### SOURCE DATA
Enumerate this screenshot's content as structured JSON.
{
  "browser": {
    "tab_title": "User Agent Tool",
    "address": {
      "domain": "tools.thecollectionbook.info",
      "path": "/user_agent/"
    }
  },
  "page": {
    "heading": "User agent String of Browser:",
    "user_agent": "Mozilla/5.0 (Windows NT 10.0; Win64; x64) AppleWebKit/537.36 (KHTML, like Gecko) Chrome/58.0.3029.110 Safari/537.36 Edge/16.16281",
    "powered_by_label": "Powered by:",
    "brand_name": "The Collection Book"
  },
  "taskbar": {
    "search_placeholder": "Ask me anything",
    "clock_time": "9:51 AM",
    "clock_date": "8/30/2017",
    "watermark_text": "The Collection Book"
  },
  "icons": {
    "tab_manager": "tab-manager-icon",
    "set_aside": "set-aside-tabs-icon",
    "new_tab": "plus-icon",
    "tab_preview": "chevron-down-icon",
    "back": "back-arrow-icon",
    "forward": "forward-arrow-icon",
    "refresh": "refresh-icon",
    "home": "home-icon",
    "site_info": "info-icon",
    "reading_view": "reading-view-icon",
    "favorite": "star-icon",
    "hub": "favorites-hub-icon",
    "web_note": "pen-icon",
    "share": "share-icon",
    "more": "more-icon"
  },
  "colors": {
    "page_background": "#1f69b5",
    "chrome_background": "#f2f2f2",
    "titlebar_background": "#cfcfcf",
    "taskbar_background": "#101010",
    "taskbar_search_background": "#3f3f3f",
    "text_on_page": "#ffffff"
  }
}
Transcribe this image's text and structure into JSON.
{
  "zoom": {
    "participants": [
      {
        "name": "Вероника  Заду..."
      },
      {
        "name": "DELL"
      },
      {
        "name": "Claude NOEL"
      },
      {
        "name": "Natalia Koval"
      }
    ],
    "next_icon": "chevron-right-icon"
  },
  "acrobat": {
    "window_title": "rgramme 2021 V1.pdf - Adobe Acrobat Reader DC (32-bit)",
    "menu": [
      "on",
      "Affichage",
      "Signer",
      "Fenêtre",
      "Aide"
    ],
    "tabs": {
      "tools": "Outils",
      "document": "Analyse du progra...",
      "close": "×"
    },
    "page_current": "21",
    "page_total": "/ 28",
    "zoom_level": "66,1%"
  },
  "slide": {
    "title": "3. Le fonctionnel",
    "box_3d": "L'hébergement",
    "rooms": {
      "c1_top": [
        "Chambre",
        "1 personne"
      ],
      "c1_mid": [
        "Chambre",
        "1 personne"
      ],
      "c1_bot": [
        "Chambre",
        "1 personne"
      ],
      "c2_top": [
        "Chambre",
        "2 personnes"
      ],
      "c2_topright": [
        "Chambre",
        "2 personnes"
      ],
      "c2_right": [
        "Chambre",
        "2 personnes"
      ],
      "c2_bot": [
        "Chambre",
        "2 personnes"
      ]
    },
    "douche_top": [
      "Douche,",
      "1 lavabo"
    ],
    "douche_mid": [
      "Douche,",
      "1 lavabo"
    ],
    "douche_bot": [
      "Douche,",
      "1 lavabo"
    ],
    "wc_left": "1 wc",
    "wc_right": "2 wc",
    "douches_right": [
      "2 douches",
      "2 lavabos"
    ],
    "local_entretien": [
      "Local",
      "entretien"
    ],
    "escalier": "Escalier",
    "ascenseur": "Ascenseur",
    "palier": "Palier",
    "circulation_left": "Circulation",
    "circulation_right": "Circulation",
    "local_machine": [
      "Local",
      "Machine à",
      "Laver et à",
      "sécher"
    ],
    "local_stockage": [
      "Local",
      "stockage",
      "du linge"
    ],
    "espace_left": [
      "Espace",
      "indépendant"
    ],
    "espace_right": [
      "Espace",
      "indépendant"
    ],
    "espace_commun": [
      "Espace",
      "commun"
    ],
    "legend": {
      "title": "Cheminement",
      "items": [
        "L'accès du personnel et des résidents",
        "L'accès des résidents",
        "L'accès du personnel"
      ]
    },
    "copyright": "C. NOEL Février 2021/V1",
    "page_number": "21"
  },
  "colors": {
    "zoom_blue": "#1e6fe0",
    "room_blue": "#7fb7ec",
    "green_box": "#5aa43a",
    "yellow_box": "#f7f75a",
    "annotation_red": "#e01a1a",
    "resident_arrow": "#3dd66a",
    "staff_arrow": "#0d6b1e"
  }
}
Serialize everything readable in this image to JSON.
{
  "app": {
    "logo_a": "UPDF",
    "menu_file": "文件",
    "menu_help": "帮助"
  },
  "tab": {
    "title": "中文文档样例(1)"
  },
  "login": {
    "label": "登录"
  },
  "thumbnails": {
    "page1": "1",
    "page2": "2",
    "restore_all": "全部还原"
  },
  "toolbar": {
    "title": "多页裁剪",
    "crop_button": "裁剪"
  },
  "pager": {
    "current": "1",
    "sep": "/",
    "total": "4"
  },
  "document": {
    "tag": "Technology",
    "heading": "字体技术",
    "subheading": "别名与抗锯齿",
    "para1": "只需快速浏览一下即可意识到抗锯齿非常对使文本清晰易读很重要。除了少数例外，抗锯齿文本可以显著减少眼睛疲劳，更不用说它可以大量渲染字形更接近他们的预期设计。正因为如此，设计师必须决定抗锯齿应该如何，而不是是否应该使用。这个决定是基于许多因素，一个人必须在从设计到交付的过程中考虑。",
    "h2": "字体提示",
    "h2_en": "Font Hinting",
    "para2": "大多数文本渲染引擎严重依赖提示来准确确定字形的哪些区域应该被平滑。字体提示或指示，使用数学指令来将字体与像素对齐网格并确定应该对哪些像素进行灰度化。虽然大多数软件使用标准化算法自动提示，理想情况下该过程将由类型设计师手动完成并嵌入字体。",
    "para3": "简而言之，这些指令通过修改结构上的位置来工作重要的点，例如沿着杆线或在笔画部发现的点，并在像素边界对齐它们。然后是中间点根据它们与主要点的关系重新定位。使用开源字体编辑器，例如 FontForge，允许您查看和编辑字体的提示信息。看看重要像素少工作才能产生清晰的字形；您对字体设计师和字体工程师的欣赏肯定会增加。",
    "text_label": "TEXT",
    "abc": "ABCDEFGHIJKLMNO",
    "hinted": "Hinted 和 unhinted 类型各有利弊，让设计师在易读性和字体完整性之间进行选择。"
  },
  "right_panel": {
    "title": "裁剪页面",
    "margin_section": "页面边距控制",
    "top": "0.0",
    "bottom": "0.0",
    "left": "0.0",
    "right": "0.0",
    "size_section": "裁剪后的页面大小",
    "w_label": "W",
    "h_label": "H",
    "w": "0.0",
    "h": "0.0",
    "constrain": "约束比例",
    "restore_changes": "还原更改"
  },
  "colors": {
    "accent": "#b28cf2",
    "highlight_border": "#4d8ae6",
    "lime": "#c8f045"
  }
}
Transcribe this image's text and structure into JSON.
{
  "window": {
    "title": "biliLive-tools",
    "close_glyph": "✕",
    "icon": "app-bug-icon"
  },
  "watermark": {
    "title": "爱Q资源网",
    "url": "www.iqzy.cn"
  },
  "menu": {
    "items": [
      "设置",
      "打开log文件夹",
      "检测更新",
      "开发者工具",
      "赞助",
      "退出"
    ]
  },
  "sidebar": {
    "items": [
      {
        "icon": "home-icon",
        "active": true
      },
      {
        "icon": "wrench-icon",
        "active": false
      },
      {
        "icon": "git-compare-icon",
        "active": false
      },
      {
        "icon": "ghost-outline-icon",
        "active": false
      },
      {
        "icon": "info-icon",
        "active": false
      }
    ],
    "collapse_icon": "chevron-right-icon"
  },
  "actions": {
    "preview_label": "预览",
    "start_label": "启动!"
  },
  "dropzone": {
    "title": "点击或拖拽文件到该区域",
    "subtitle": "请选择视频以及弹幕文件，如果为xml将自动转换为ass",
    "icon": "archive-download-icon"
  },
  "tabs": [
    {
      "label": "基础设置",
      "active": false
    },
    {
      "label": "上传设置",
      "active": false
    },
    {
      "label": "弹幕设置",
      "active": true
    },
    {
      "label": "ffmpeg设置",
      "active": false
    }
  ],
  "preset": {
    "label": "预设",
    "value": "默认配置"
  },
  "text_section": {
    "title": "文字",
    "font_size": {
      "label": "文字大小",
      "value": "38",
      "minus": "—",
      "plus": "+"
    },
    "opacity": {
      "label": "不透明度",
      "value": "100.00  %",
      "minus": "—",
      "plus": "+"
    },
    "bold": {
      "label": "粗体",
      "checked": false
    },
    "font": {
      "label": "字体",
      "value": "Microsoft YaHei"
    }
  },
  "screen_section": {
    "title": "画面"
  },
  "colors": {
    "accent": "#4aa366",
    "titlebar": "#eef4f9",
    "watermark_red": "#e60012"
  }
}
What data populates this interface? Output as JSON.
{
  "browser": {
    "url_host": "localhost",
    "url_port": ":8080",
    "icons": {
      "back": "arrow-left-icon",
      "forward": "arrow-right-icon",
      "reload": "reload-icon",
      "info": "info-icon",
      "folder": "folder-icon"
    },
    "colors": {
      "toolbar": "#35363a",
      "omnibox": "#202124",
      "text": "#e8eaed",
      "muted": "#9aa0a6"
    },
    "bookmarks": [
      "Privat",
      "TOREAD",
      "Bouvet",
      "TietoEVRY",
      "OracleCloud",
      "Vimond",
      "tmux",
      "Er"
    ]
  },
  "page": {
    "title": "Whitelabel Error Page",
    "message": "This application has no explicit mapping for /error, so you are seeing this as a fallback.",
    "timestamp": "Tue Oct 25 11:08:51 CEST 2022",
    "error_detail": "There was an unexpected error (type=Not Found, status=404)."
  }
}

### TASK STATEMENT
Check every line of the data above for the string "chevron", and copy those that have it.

### RESULT FOR THIS TASK
    "tab_preview": "chevron-down-icon",
    "next_icon": "chevron-right-icon"
    "collapse_icon": "chevron-right-icon"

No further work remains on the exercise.